Urinary diversion, ileostomy and colostomy

• If your bladder and urethra have to be removed in an exenteration procedure, or you have a urinary fistula that cannot be closed, your surgeon will make a passage (called a conduit) from a section of your small bowel. The flow of urine is redirected from the kidney so that it drains through this passage. An opening called a stoma is made in the abdominal wall, and the urine drains continuously into a bag that is worn on the abdomen. Sometimes 'continent' urinary diversions can be made. These collect urine like a bladder behind the abdominal wall and are emptied by passing a catheter into the stoma.

• If some of your bowel has been removed, or you have a bowel blockage or rectovaginal fistula, you may need an ileostomy or a colostomy. The stoma is made in the abdominal wall, and this allows the contents of the bowel to be collected in a bag that is worn on the abdomen. Depending on your health, the reason that the stoma was made and what part of the bowel has been removed, you may be able to have the ileostomy or colostomy closed some months later. However most stomas created for patients with gynaecological cancer are permanent.

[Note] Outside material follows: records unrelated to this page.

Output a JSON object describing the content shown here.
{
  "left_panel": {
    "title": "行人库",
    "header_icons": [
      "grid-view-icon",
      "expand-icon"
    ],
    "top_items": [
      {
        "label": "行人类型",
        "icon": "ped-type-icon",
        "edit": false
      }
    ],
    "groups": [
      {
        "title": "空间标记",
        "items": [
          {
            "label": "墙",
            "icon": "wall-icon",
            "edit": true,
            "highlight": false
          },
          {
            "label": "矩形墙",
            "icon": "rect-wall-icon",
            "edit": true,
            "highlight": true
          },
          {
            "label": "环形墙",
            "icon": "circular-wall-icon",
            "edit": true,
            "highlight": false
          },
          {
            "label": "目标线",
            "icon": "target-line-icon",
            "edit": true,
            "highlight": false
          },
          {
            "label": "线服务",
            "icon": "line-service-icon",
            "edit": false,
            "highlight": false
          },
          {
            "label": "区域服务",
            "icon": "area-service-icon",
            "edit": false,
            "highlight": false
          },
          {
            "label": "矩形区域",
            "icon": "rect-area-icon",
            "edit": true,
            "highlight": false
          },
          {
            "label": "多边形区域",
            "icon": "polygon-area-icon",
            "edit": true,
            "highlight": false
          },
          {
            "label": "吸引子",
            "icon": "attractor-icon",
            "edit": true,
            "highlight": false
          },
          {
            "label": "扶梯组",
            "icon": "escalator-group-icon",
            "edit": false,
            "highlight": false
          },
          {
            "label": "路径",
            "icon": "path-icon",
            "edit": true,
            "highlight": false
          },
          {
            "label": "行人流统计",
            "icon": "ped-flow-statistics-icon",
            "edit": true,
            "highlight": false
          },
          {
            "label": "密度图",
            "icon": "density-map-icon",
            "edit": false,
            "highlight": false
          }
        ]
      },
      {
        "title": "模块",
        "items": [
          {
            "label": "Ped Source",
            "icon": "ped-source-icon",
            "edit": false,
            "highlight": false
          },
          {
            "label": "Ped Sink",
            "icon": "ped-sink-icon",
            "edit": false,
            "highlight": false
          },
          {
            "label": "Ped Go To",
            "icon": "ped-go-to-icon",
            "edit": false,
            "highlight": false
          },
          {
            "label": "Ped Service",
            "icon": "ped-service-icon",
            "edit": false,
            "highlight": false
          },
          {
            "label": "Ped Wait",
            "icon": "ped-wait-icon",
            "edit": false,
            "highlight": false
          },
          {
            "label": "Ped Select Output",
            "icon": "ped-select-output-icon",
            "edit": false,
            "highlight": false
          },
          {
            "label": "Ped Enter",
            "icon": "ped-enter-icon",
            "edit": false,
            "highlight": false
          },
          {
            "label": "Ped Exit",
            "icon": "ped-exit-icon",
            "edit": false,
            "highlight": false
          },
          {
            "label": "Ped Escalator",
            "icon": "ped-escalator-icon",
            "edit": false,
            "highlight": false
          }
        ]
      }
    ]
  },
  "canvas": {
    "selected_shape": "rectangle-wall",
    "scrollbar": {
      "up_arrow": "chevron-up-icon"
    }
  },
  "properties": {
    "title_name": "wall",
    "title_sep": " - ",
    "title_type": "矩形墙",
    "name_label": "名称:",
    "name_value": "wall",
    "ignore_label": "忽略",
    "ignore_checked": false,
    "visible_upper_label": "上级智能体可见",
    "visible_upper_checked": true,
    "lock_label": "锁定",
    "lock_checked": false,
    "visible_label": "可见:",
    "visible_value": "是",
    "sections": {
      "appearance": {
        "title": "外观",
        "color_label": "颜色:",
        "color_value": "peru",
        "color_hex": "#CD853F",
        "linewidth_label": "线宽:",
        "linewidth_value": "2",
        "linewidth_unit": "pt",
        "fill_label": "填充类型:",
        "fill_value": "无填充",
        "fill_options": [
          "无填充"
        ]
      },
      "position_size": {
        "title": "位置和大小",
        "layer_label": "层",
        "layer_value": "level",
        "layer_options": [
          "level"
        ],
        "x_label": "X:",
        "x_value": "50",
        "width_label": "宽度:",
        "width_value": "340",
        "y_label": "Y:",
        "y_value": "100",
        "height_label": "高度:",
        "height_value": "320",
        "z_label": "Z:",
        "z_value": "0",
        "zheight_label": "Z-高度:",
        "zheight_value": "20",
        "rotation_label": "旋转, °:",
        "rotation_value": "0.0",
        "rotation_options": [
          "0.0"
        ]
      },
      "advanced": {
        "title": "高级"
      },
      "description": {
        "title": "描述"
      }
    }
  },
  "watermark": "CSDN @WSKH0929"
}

• If you have urinary diversion and/or an ileostomy or colostomy, you will be given counselling before the operation, and help afterwards until you are able to manage the stoma(s) yourself.